TASK DETAILS
Count every line in the records below that contains the string "Employees". Report that number alone.

[Web page and app entries]
----------
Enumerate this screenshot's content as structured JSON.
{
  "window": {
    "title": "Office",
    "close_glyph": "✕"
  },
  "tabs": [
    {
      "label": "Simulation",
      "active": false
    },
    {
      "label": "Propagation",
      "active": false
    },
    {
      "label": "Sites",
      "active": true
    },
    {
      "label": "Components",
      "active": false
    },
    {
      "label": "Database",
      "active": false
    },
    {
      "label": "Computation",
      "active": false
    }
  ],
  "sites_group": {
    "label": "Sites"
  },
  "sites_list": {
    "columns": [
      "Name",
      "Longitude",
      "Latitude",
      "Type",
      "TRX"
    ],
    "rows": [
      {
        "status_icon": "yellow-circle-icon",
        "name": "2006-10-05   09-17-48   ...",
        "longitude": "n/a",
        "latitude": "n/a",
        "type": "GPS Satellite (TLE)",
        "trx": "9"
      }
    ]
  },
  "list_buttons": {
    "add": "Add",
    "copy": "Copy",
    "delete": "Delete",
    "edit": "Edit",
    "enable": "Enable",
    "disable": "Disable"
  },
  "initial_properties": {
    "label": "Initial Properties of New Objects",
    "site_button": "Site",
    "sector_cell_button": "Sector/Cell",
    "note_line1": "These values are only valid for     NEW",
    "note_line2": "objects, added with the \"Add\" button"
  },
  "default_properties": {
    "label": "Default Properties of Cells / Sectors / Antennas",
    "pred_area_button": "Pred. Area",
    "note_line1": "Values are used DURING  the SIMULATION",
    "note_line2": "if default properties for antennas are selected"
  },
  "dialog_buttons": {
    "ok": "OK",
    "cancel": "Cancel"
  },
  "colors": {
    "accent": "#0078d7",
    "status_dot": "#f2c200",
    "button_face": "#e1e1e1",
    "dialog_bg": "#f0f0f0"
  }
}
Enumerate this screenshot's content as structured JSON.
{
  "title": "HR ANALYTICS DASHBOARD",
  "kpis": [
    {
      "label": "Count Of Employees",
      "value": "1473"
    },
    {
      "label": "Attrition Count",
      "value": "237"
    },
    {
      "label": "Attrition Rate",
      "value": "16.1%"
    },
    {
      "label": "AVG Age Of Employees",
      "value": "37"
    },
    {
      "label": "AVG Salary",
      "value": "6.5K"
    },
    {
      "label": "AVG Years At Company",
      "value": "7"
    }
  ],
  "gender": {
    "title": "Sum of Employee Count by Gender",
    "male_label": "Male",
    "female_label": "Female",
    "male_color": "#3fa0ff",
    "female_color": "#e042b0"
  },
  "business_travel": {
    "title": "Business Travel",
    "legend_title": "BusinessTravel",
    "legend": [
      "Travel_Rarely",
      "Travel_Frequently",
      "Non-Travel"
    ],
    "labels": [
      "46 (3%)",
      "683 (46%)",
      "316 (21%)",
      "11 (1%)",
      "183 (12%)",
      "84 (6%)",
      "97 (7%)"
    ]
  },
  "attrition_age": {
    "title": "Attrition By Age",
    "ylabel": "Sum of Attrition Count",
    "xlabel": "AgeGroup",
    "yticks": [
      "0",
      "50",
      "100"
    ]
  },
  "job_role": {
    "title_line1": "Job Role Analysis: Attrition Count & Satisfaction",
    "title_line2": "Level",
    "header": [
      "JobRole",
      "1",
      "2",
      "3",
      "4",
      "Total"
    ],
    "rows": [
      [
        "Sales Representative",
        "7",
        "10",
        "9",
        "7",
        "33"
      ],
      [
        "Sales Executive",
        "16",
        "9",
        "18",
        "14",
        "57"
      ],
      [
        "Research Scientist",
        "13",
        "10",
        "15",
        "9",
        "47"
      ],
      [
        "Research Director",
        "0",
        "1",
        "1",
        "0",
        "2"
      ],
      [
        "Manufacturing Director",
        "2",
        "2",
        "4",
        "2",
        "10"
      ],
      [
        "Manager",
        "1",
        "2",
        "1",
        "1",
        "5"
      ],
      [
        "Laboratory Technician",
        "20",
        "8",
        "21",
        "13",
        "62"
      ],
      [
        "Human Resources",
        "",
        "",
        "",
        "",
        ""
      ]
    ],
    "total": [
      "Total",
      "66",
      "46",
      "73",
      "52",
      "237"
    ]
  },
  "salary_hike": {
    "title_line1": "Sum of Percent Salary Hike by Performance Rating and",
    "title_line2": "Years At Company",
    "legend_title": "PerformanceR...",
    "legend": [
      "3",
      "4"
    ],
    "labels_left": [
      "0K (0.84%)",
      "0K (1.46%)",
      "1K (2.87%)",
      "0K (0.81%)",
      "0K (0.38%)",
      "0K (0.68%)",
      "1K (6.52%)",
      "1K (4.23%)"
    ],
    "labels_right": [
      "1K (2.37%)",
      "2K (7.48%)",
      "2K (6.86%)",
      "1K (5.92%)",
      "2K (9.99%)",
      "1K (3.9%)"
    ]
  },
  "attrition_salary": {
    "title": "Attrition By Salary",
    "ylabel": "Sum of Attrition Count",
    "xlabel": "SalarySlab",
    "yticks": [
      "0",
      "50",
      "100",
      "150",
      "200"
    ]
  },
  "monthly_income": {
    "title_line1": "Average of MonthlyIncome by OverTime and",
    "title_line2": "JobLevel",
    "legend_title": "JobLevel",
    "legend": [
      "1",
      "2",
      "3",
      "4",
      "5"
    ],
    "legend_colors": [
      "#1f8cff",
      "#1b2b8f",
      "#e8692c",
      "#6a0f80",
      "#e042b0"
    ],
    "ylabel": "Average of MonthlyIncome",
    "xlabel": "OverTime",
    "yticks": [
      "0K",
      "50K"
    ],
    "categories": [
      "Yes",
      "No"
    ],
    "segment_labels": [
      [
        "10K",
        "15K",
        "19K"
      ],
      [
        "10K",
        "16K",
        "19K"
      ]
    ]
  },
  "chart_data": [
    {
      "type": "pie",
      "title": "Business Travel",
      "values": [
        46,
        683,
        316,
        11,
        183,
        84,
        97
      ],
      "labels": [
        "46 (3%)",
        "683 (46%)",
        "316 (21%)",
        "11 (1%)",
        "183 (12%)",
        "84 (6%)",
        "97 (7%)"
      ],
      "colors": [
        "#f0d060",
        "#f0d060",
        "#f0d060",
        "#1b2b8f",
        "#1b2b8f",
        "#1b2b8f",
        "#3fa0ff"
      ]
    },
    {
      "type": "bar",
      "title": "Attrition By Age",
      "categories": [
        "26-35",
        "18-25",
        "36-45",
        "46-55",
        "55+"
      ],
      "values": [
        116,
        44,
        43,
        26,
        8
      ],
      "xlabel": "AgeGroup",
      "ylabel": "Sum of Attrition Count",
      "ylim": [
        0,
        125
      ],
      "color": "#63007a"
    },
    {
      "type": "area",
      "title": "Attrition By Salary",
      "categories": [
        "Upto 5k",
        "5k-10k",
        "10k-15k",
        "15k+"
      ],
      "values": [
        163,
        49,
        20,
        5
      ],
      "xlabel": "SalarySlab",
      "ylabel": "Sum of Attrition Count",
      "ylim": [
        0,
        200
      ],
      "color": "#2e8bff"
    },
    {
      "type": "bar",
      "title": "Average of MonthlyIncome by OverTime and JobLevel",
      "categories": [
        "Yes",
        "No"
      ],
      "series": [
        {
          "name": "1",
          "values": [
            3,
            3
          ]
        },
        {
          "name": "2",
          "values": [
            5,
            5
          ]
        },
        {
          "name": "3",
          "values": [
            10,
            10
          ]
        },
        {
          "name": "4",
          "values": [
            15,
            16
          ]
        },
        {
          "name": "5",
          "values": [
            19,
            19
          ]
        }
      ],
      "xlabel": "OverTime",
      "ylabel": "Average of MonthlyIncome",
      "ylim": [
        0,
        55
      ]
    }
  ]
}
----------
THE COMPLETED TASK
2